Towards A Theory Of Innovation In Services
Published 1986 · Economics
Abstract The paper sets out some foundations for a theory of innovation in service industries, and indicates the role that such innovation may play in the generation of growth cycles. The discussion starts with the origins of a major new technology in the capital goods sector, and its subsequent development according to the normal product cycle theory. This is followed by a consideration of the transmission process by which the new technology is taken up in user industries within the consumer goods and services sector. A “reverse product cycle” is then proposed to describe the innovation process which takes place in user industries such as services, once the new technology has been adopted. This cycle starts with process improvements to increase the efficiency of delivery of existing services, moves on to process innovations which improve service quality, and then leads to product innovations through the generation of new types of services.
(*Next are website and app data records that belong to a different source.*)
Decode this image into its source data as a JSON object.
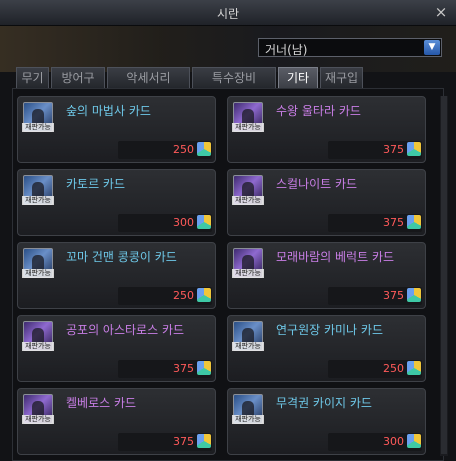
{
  "window": {
    "title": "시란",
    "close_label": "×"
  },
  "filter": {
    "selected": "거너(남)"
  },
  "tabs": [
    {
      "label": "무기",
      "active": false
    },
    {
      "label": "방어구",
      "active": false
    },
    {
      "label": "악세서리",
      "active": false
    },
    {
      "label": "특수장비",
      "active": false
    },
    {
      "label": "기타",
      "active": true
    },
    {
      "label": "재구입",
      "active": false
    }
  ],
  "items": [
    {
      "name": "숲의 마법사 카드",
      "price": "250",
      "badge": "재판가능",
      "rarity": "blue"
    },
    {
      "name": "수왕 울타라 카드",
      "price": "375",
      "badge": "재판가능",
      "rarity": "purple"
    },
    {
      "name": "카토르 카드",
      "price": "300",
      "badge": "재판가능",
      "rarity": "blue"
    },
    {
      "name": "스컬나이트 카드",
      "price": "375",
      "badge": "재판가능",
      "rarity": "purple"
    },
    {
      "name": "꼬마 건맨 콩콩이 카드",
      "price": "250",
      "badge": "재판가능",
      "rarity": "blue"
    },
    {
      "name": "모래바람의 베럭트 카드",
      "price": "375",
      "badge": "재판가능",
      "rarity": "purple"
    },
    {
      "name": "공포의 아스타로스 카드",
      "price": "375",
      "badge": "재판가능",
      "rarity": "purple"
    },
    {
      "name": "연구원장 카미나 카드",
      "price": "250",
      "badge": "재판가능",
      "rarity": "blue"
    },
    {
      "name": "켈베로스 카드",
      "price": "375",
      "badge": "재판가능",
      "rarity": "purple"
    },
    {
      "name": "무격권 카이지 카드",
      "price": "300",
      "badge": "재판가능",
      "rarity": "blue"
    }
  ],
  "currency_icon": "cube-currency-icon"
}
Finally, the existence of two out of phase innovation cycles in the capital and consumer sectors, deriving from a technology transmission process which causes disequilibrium in technical progress between the two, is put forward as a mechanisms helping to create the long wave fluctuations in economic development associated with Schumpeterian technological revolutions.